Just like people, the language of plants can be read through how they grow and develop within their habitat as well as their medicinal offerings. In this way, the qualities and particular knowledge of the Hawthorn are fitting for our work.
The Hawthorn tree is a member of the rose family. It is part of a very complex group with up to 1,000 different species in North America, hybrids being abundant -- thriving within diversity.While their habitat varies from open fields to moist ground by ponds and streams, they are also found by the edge of woodlands where they are often growing close in to other species.
There is such a stand of Hawthorn at the edge of the nearby woods: nestled right in with the pine and maple, their quirky branches reaching out to the open space, with thorns to remind me of what is worth protecting.
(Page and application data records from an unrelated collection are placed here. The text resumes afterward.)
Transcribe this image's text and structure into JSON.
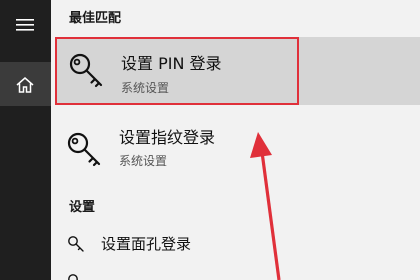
{
  "sidebar": {
    "menu_icon": "hamburger-icon",
    "home_icon": "home-icon"
  },
  "best_match": {
    "header": "最佳匹配",
    "results": [
      {
        "title": "设置 PIN 登录",
        "subtitle": "系统设置",
        "icon": "key-icon",
        "selected": true
      },
      {
        "title": "设置指纹登录",
        "subtitle": "系统设置",
        "icon": "key-icon",
        "selected": false
      }
    ]
  },
  "settings": {
    "header": "设置",
    "items": [
      {
        "label": "设置面孔登录",
        "icon": "key-icon"
      }
    ]
  },
  "colors": {
    "rail_bg": "#1f1f1f",
    "selected_bg": "#d5d5d5",
    "highlight_border": "#e0303a",
    "annotation_arrow": "#e0303a"
  }
}
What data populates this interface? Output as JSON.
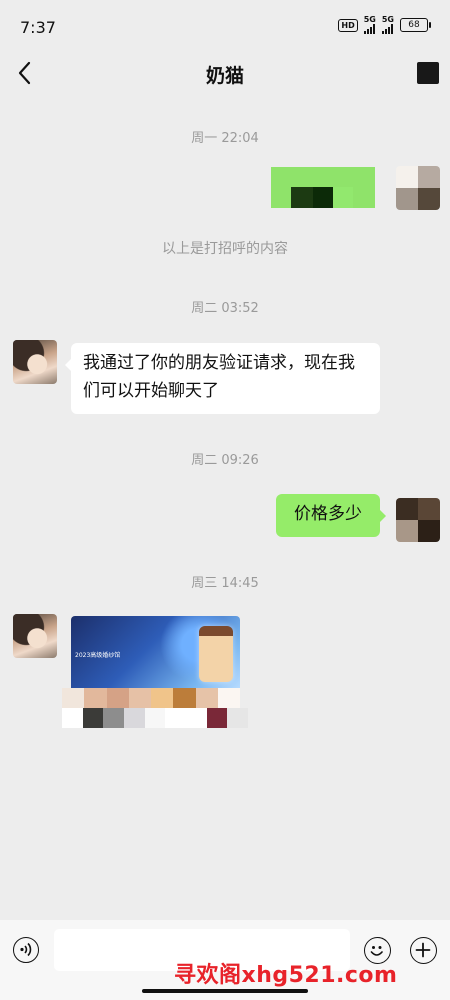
{
  "status_bar": {
    "time": "7:37",
    "network_badge": "HD",
    "signal_1_label": "5G",
    "signal_2_label": "5G",
    "battery_level": "68"
  },
  "header": {
    "title": "奶猫"
  },
  "messages": {
    "ts_1": "周一 22:04",
    "greeting_note": "以上是打招呼的内容",
    "ts_2": "周二 03:52",
    "friend_verified": "我通过了你的朋友验证请求，现在我们可以开始聊天了",
    "ts_3": "周二 09:26",
    "price_question": "价格多少",
    "ts_4": "周三 14:45",
    "card_caption": "2023高级婚纱馆"
  },
  "input": {
    "placeholder": ""
  },
  "watermark": "寻欢阁xhg521.com",
  "colors": {
    "background": "#ededed",
    "outgoing_bubble": "#95ec69",
    "incoming_bubble": "#ffffff",
    "timestamp": "#9a9a9a",
    "watermark": "#e8232a"
  }
}
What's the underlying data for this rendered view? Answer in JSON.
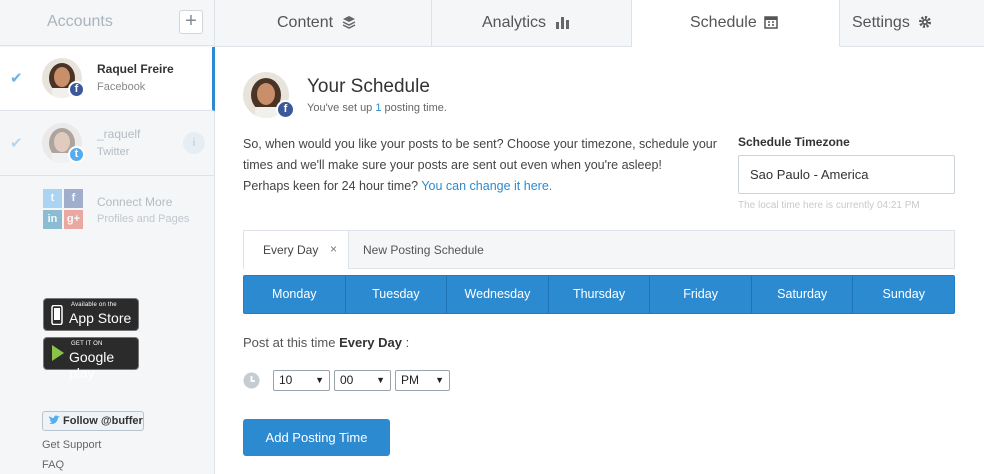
{
  "sidebar": {
    "title": "Accounts",
    "add_symbol": "+",
    "accounts": [
      {
        "name": "Raquel Freire",
        "network": "Facebook",
        "badge": "f"
      },
      {
        "name": "_raquelf",
        "network": "Twitter",
        "badge": "t"
      }
    ],
    "connect": {
      "line1": "Connect More",
      "line2": "Profiles and Pages"
    },
    "app_store": {
      "small": "Available on the",
      "big": "App Store"
    },
    "google_play": {
      "small": "GET IT ON",
      "big": "Google play"
    },
    "follow": "Follow @buffer",
    "links": [
      "Get Support",
      "FAQ"
    ]
  },
  "tabs": [
    {
      "label": "Content",
      "icon": "layers-icon"
    },
    {
      "label": "Analytics",
      "icon": "bar-chart-icon"
    },
    {
      "label": "Schedule",
      "icon": "calendar-icon"
    },
    {
      "label": "Settings",
      "icon": "gear-icon"
    }
  ],
  "main": {
    "title": "Your Schedule",
    "subtitle_pre": "You've set up ",
    "subtitle_num": "1",
    "subtitle_post": " posting time.",
    "intro_text": "So, when would you like your posts to be sent? Choose your timezone, schedule your times and we'll make sure your posts are sent out even when you're asleep!",
    "intro_question": "Perhaps keen for 24 hour time?",
    "intro_link": "You can change it here.",
    "timezone_label": "Schedule Timezone",
    "timezone_value": "Sao Paulo - America",
    "timezone_hint": "The local time here is currently 04:21 PM",
    "schedule_tab": "Every Day",
    "schedule_tab_close": "×",
    "new_schedule": "New Posting Schedule",
    "days": [
      "Monday",
      "Tuesday",
      "Wednesday",
      "Thursday",
      "Friday",
      "Saturday",
      "Sunday"
    ],
    "post_at_label": "Post at this time",
    "post_at_value": "Every Day",
    "post_at_colon": ":",
    "hour": "10",
    "minute": "00",
    "ampm": "PM",
    "add_button": "Add Posting Time"
  },
  "colors": {
    "accent": "#2c8ad1",
    "facebook": "#3b5998",
    "twitter": "#55acee"
  }
}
For when their snow white blossoms open in the spring and their bright red berries ripen in the fall, the flowers, leaves and fruit can all act as a wonderful heart tonic acting to open the arteries thus improving blood supply to all body tissues. The berries which are astringent are also particularly effective for regulating digestion; while the shape of the leaves vary, the fruit is always edible. These offerings have been used in healing since the Middle Ages and continue to be shared in our apothecary.
In the light of the Celtic tradition, the Hawthorn has long been considered a sacred and protecting tree, connected with fertility and affairs of the heart. Springs were attached to the cradle of a newborn baby to offer protection against illness and shared at weddings to symbolize the coming of happiness and prosperity. Honoring the connection and wisdom of the Hawthorn to the cycles of living, our Center offers classes and workshops throughout the seasons to support our relationship to the continuous changes of growing, thriving, returning and storing.
With monthly gatherings such as Black Moon Harbor, Qi Gong and Tai Chi Chuan instruction, and study opportunities in plant medicine and self-cultivation practices throughout the year, we hope to inspire the sense that health and community healing is not an outcome but an ongoing practice and collective endeavor - one of shared intention and inspiration...with joy and beauty found along the way.